Nigerian rescue crews dug for more survivors in the rubble of a collapsed Lagos high-rise building on Tuesday, a day after the disaster killed at least 15 people and left many more trapped inside.
The 21-storey building was still under construction when it fell abruptly into a pile of concrete slabs on Monday in the wealthy Ikoyi district of Nigeria's commercial capital.
"We have recovered more bodies. The death toll now stands at 15, while nine were pulled out alive," Ibrahim Farinloye of the National Emergency Management Agency told AFP.
Farinloye earlier said rescue workers had been communicating with other survivors still trapped under the destroyed building.

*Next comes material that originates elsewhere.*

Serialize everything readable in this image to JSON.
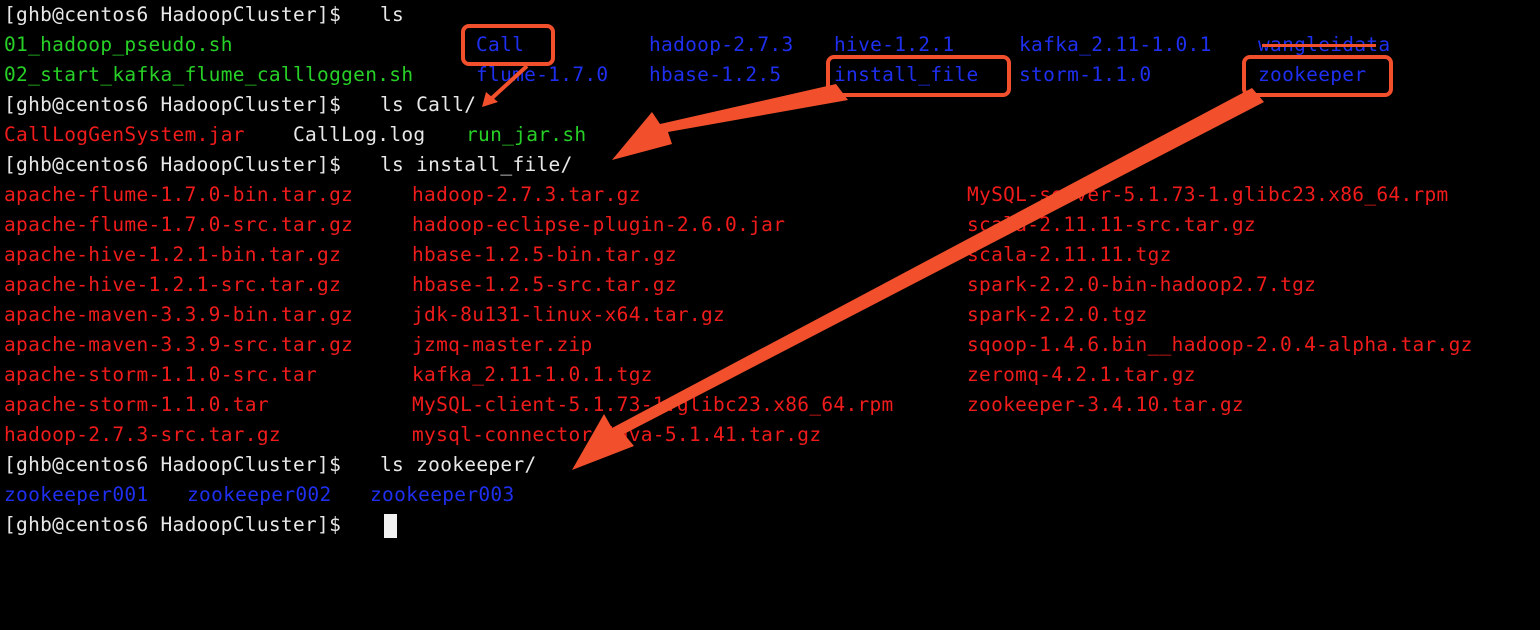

Building collapses are tragically common in Lagos and across Africa's most populous nation where substandard materials, negligence and a lack of enforcement of construction standards are major problems.

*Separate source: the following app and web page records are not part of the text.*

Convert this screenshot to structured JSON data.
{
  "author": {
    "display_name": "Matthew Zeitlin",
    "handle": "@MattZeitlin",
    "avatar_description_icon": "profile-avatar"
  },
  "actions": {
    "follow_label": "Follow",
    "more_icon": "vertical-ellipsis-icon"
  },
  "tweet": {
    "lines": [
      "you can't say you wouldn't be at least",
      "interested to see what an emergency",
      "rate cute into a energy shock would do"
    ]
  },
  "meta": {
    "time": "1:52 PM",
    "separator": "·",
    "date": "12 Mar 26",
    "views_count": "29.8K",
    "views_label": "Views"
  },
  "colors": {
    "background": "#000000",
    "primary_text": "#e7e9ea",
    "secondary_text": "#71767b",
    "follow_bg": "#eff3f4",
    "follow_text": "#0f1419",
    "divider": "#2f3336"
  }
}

Nigerian President Muhammadu Buhari in a statement late Monday urged "the authorities to step up efforts in rescue operations" for the victims.

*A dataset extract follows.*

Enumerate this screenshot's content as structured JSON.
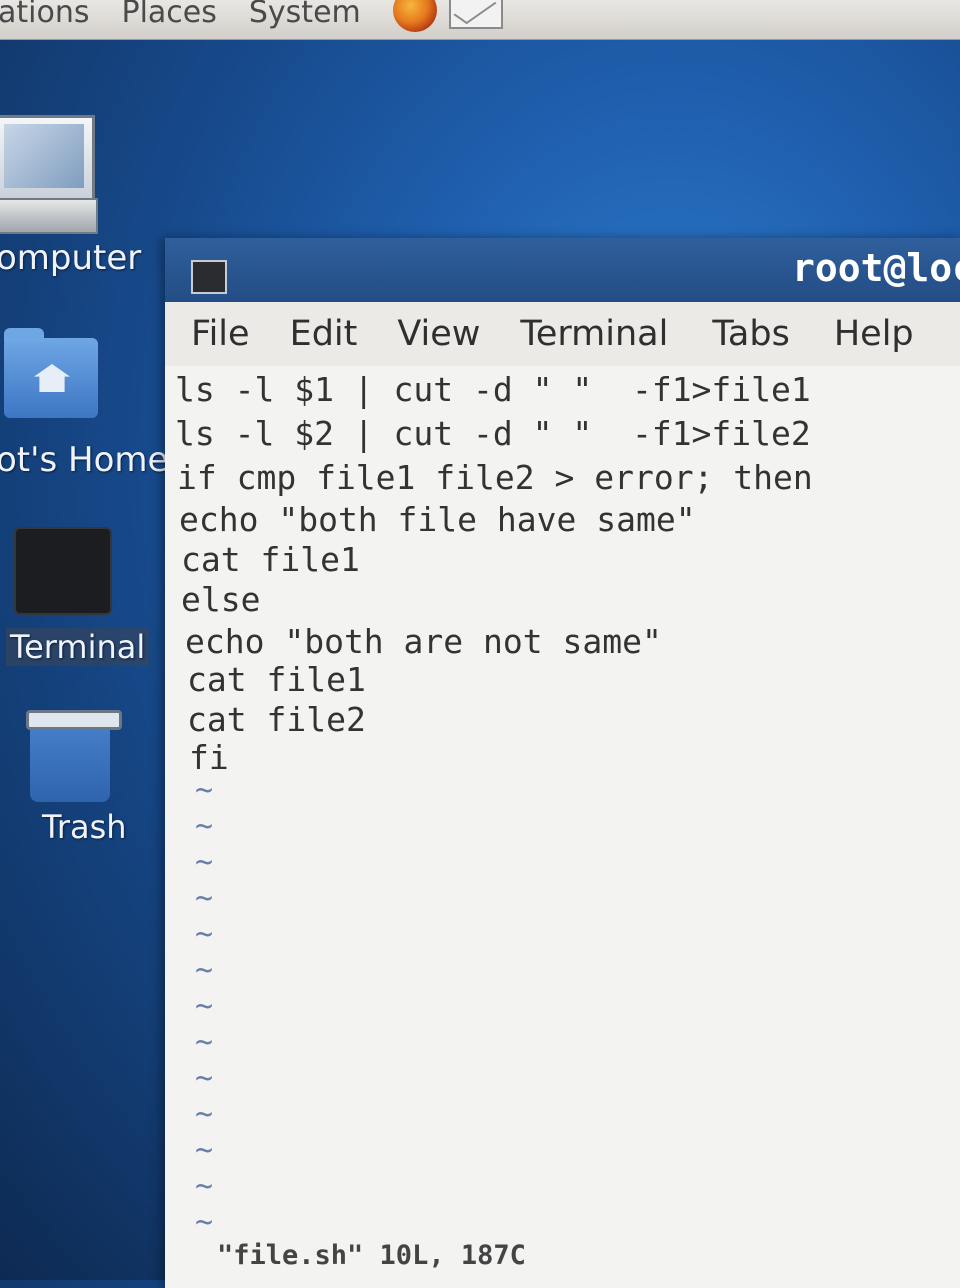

But relatives, many of whom had not left the site since the collapse, were angry and desperate for news of those missing inside the Gerrard Road building.
"Our sister is inside," said Fawas, a tear rolling down his cheek.
Their 25-year-old-sister Zainab was posted on September 6 to the construction site by the National Youth Service Corps, they said.
"I was the last one who spoke to her before she went to work yesterday morning," said the older brother, covering his head with his hands.
Enahoro Tony, a volunteer rescuer, was angry with the rescue operation.
"I retrieved three bodies, then we were chased away by the army," he said.
"What is going on in this country? I hate this country," he fumed.
Lagos State Governor Babajide Sanwo-Olu said he had suspended the head of the state building regulatory agency and ordered an independent panel to investigate the accident.
"We wish to state there will be no cover-up in the search for the truth in this incident," he said in a statement.
- 'Still have hope' -
Lagos state police say it is too early to determine why the Ikoyi building collapsed, but Lagos emergency management agency manager Femi Oke-Osanyintolu said infractions had been committed in its construction.
"We are going to get to the roots of the matter to prevent a recurrence," he told AFP.
Two excavators were digging in the pile of concrete on Tuesday, as the crowd outside the building grew.
A man who declined to give his name said he spoke to relatives and friends, collecting names of those still trapped under the rubble.
Across the street from the site, Moses Oladipo, 65, was waiting for news from his 50-year-old son, who has three children.
"He just came here to visit his friend, before his flight back to the US where he lives," said the father, crouching on the ground close to the entrance.
"They rescued a man last night... I thought it was him, but no," he said.
"I still have hope."
In one of Nigeria's worst building disasters, more than 100 people, mostly South Africans, died when a church guesthouse crumbled in Lagos in 2014.
An inquiry found the building had been built illegally and had structural flaws.
Two years later, at least 60 people were killed when a roof fell in on a church in Uyo, the capital of Akwa Ibom state, in the east of the country.